Better service means that insureds, who expect the digital and immediate experience they get everywhere else, will likely remain loyal for longer.

A recent McKinsey report notes the urgency of automating claims like “attackers” such as Lemonade, as well as the tantalizing potential of digitalized claims processing:

With new attackers on the hunt for customers, incumbents must move quickly to integrate digital technologies into their operations. For the P&C industry, digitizing the claims function holds tremendous potential. To capture the value of digital, P&C claims functions must embark on a transformation to become a customer-centric, digitally enabled organization that excels in the three foundational areas of claims— customer experience, efficiency, and effectiveness.

Enhancing the Business Via Speed

P&C insurers intuitively understand that high-powered claims capabilities build strong customer loyalty and improve customer retention. An Accenture survey of automobile and home insurance companies across 14 countries found that “speed of settlement” is a crucial contributor to customer loyalty. It was cited by 94 percent of survey participants as a key expectation when interacting with insurers during the claims process. The same survey found that 59 percent of those queried would provide personal information about themselves to their insurer in exchange for faster claims settlements.

LexisNexis Risk Solutions, meanwhile, surveyed 24 auto insurance executives and found that “carriers who want to remain competitive will need to make the move to virtual (claims) and consider touchless processing if customer preferences are any indication.”

They define “virtual handling” as a customer or agent taking photos or recording video that enables a claims adjuster to perform the damage assessment remotely. “Touchless handling” is the next step: no humans are involved, so the process is entirely technological. If the claim meets approved criteria, it is paid automatically.

This trend towards automation shows no signs of abating.
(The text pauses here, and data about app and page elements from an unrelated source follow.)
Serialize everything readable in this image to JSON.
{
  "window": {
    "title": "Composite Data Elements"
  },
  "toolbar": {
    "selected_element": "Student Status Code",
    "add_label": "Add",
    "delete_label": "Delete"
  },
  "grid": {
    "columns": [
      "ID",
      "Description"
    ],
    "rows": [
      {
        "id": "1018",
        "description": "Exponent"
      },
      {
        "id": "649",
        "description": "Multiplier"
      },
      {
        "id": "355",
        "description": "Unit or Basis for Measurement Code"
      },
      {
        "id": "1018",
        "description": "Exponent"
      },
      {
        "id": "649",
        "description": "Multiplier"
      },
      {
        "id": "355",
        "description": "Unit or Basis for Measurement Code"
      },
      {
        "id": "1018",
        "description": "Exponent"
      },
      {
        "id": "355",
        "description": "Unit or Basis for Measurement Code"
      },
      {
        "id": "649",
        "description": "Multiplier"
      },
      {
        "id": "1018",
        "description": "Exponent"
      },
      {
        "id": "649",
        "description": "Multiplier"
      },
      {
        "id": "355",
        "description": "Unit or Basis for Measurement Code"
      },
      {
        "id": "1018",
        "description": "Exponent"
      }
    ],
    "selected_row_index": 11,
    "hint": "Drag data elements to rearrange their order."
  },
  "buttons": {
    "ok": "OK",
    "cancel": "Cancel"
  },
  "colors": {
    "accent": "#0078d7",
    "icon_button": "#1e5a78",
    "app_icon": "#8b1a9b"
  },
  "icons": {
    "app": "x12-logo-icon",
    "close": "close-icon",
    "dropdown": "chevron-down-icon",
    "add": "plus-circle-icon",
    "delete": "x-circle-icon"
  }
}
Seventy-nine (79) percent of surveyed senior-level insurance executives said it was important to emphasize claims automation as a critical or top priority.

An automated claims process of course means less manual processing, which will lower costs and improve the overall experience for both customers and agents.

For more information, please stay tuned for my upcoming eBook, “The ABCs of Automated Claims.”